Therefore, the attainment and maintenance of functional and modern infrastructural facilities in these field is one of the cardinal programmes of CPC during its first term in office,” he said.
To get to Aso Rock and start implementing these programmes, Buhari would have to make good use of his fine attributes or strengths.
His strengths include: determination, integrity, discipline, strong national security and defense credentials, strong anti-corruption credentials, experience as a former head of state, and good political structure especially in the North.
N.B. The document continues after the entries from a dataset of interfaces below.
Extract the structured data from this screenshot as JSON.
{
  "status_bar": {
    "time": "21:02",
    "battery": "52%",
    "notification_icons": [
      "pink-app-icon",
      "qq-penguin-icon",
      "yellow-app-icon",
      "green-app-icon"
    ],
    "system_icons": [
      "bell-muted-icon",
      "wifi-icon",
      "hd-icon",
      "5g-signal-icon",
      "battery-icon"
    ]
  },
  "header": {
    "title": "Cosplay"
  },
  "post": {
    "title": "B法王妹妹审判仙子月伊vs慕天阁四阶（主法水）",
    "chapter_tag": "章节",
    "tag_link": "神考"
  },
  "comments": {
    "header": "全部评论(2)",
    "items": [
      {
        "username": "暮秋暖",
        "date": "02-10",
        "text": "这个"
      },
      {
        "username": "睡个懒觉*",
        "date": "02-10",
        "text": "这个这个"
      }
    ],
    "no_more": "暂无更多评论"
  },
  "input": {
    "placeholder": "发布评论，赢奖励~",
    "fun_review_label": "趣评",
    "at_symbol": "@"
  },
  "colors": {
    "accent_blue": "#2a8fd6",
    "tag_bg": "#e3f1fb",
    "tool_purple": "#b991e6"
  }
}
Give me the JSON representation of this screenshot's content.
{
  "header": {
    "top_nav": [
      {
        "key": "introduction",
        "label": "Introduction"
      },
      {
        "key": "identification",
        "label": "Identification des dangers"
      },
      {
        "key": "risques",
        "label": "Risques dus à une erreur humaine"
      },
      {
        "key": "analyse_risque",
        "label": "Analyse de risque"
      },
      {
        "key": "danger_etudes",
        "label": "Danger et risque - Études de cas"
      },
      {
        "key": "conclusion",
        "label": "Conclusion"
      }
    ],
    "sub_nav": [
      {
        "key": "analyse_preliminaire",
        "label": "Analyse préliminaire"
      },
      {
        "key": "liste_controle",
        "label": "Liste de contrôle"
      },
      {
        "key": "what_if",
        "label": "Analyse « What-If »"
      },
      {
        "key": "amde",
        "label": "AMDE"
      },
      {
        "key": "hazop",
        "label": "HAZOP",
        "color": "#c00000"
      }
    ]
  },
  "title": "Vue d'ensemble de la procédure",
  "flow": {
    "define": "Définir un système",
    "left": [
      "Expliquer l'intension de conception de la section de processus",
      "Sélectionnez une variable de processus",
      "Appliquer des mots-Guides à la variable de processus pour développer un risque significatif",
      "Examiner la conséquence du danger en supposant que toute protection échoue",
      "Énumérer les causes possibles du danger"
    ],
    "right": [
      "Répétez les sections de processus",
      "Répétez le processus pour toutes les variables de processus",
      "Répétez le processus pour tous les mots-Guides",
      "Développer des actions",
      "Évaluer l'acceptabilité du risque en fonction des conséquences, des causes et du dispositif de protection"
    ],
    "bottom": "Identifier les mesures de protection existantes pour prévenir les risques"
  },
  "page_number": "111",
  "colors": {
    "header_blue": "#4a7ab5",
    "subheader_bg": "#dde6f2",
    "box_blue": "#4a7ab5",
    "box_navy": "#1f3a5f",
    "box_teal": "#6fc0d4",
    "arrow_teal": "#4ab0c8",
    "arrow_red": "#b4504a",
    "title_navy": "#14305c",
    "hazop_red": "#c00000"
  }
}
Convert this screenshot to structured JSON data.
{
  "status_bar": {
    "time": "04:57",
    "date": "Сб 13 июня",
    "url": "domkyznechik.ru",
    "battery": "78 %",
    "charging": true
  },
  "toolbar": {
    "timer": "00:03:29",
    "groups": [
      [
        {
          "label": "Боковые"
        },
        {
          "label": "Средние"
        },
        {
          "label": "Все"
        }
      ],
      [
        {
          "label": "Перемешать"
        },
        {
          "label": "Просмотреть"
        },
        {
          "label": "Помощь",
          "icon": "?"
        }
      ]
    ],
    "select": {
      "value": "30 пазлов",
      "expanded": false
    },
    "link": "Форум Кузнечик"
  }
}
Maximising his strengths, Buhari has to fashion measures to reduce the attenuating effects of his perceived weaknesses such: old age, public perception as Sharia/Islamic proponent, dictator, weak political structure in the South and the hard policies he unfurled on the polity during his 20-month reign as military ruler.
However, Buhari insists that in a free and fair election, his track record in public office would do the magic for him. “When I had the opportunity to lead this country…You try and follow my antecedents as a governor, as minister of petroleum, as head of state, as chairman of PTF (Petroleum Trust Fund); haven’t I tried as an individual wherever I have managed to be accountable and transparent? I believe you can get the answer from your archives,” he said.
It is to be seen how far Buhari would go this time.